Tobi: That’s true. We didn’t had to much luck the seasons before too, but this seasons injury list is incredible. We had 5 riders with torn ACL’s who couldn’t film all season and a couple of broken wrists and arms. That list included our newest additions Christian Haller and Werni Stock who unluckily didn’t had the chance to enjoy there debut.

Are you presenting new riders with Teenage Love Graffiti?

Alex: We have a few new guys on board. We managed to recruit the Norwegian shred Torgeir Berre into our crew and he fits with us like the lost brother we´ve always been searching for…..sometimes the little brother you wished you never had. But in a good way of course. Finally we have a finnish rider in the team. So if you see a guy with a mustache and tight pants: that´s Joonas Mustonen.
Ethan Morgan is representing the youngbloods in our crew. It´s cool to have a rookie in the team. They´ll do anything you tell them to.

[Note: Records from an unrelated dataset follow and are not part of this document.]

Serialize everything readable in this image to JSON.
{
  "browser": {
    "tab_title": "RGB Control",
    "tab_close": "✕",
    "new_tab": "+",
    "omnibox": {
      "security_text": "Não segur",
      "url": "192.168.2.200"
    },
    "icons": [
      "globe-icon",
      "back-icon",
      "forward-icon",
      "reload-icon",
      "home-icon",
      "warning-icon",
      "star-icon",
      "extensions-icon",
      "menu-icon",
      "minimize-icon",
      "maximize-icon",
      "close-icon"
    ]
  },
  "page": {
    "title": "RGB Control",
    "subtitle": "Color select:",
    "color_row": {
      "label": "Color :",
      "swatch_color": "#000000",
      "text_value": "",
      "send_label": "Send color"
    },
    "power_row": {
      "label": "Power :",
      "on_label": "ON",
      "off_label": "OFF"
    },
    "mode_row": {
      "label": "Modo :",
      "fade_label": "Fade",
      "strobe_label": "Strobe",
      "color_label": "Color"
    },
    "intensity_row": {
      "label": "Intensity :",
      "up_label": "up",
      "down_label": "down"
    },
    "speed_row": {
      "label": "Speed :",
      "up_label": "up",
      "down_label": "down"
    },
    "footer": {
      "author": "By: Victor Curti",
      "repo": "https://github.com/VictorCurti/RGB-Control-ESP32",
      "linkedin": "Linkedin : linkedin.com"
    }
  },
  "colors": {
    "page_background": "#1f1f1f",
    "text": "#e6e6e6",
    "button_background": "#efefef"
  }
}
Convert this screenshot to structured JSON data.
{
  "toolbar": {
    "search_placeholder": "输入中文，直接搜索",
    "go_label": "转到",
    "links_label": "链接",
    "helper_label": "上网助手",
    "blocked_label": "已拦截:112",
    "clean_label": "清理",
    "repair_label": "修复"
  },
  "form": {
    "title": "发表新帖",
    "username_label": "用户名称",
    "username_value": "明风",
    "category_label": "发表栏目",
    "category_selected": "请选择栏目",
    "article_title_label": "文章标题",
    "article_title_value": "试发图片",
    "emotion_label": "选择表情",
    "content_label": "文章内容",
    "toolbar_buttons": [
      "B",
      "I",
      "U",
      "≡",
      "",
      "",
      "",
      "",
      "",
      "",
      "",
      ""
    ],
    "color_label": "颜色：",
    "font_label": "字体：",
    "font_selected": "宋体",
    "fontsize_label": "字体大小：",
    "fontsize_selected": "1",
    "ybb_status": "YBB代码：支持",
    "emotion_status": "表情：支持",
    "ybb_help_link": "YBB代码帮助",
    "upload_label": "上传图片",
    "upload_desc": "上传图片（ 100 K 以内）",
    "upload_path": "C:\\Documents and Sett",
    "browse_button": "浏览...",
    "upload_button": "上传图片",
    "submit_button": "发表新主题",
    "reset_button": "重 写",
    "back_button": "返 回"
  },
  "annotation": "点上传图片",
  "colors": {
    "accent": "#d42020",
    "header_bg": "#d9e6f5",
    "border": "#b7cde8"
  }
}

Tell us what do you think about the actual “only fun snowboard video” trend? We’re talking about small feature riding, easy tricking on boxes and stuff like that..

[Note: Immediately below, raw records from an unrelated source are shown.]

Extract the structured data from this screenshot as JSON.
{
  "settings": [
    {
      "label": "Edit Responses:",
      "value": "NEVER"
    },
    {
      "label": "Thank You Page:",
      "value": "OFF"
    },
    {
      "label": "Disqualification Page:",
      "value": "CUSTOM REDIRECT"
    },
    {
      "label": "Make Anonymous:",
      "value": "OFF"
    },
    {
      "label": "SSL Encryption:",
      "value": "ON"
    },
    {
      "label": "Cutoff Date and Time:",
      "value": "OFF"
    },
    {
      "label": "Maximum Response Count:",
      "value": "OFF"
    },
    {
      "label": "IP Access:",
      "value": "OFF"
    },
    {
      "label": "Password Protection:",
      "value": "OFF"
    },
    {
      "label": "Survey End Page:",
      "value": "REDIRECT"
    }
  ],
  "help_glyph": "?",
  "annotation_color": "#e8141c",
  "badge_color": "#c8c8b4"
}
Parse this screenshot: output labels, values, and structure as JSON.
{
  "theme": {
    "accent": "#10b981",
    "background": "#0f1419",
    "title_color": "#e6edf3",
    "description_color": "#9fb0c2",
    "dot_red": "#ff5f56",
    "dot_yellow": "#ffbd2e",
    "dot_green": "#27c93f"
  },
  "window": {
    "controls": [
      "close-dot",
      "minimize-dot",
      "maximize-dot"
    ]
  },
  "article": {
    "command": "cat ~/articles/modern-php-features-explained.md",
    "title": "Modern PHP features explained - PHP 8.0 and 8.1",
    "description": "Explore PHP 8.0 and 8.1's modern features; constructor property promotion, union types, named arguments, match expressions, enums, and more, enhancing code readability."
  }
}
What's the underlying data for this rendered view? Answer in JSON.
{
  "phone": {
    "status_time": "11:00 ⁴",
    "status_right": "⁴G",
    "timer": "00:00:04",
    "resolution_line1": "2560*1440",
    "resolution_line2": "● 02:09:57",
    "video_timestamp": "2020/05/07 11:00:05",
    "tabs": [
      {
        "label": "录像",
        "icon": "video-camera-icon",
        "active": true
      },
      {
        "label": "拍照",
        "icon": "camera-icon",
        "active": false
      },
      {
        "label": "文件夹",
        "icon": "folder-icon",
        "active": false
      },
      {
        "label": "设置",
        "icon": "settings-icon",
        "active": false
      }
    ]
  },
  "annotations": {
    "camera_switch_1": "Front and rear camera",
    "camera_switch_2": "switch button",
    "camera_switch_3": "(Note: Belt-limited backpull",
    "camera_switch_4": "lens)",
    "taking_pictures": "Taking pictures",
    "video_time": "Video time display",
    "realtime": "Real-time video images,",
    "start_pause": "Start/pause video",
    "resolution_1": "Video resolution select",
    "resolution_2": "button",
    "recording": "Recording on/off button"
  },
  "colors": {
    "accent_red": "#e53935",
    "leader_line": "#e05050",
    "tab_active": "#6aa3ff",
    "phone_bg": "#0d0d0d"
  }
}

Tobi: I think it’s important for a good video part to have funny small stuff inbetween your hard banger tricks, it makes the whole thing more exciting and interesting. It’s sometimes even more difficult to film and ride this obstacles because you need to be very creative to make this “easy”stuff look good. Despite that, we also want to show our holiday-snowboarder audience that no matter how small and stupid a mini-jib looks like, everybody can have fun in snowboarding with a little imagination. Just give it a shot! We want to motivate those people who don’t have the opportunities to ride more than a few weeks in the season or don’t have a big mountain in front of their door. We want to show them how to have fun with your snowboard everywhere, on the mountian, in the city beside the streets or in your backjard without having the skills or opportunities to jump a 25 meter jump.

Travis Limoge, Torgeir Berre & Ludwig Lejkner, Location: Dillon, CO, Photo: Chip Kalback

5 colleagues you deeply respect?

Alex: It´s hard to specifically say 5 people that you respect. We love and respect all our riders for the hard work they put into their videoparts and for the great times we spend with them. And all the people that help make our movies possible are just as much a part of that list.

Tobi: I respect Hanna Montana.

Vincent: Who the fuck is Hanna Montana?

Torgeir Berre, Noseblock, Location: Montezuma, CO, Photo: Will Bremridge


Future collaborations with film or snowboard crews?

Vincent: Not that we planned any yet. But who knows? I’d love to do some co-op with some big-ass filmmaker outside of snowboarding. That should be very exciting.

Are you working fulltime for Isen seven video or are you involved in other projects inside or outside snowboarding?

Vincent: As Alex already mentioned before, we are doing in some skateboard filming this summer. We already been on a trip to Berlin and will have another one to New York in a week. It’s tough to gain the skateboarders respect as people coming from snowboarding but we work on it. You’ll get to see something soon. Next to that, we might get involved in some club/fashion and music projects in near future. But all that goes hand in hand with snowboarding and it’s lifestyle.


Chris Patsch, Location: Sugarbush, VT, Photo: Thomas “Creager” Stöckli

Thank you very much guys, we can’t wait to see Teenage Love Graffiti. Do you want to thank or say hi to anyone?

Tobi: I want to thank all our fans and viewers in Italy and everywhere else. You make this whole thing happen. Thank you!

Vincent: He just summed it up. Thanks for the interview!